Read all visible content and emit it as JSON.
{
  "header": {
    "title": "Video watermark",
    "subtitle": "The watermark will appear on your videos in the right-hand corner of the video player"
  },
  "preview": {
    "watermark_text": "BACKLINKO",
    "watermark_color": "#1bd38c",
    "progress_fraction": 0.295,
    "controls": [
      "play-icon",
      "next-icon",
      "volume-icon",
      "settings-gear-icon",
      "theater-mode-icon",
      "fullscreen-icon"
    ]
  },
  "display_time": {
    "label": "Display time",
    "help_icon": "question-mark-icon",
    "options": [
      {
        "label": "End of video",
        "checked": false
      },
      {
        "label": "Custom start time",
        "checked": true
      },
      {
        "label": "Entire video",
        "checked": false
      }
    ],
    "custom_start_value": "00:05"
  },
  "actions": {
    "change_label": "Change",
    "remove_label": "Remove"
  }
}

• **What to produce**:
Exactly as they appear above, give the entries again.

• **Written answer**:
Read all visible content and emit it as JSON.
{
  "header": {
    "title": "Video watermark",
    "subtitle": "The watermark will appear on your videos in the right-hand corner of the video player"
  },
  "preview": {
    "watermark_text": "BACKLINKO",
    "watermark_color": "#1bd38c",
    "progress_fraction": 0.295,
    "controls": [
      "play-icon",
      "next-icon",
      "volume-icon",
      "settings-gear-icon",
      "theater-mode-icon",
      "fullscreen-icon"
    ]
  },
  "display_time": {
    "label": "Display time",
    "help_icon": "question-mark-icon",
    "options": [
      {
        "label": "End of video",
        "checked": false
      },
      {
        "label": "Custom start time",
        "checked": true
      },
      {
        "label": "Entire video",
        "checked": false
      }
    ],
    "custom_start_value": "00:05"
  },
  "actions": {
    "change_label": "Change",
    "remove_label": "Remove"
  }
}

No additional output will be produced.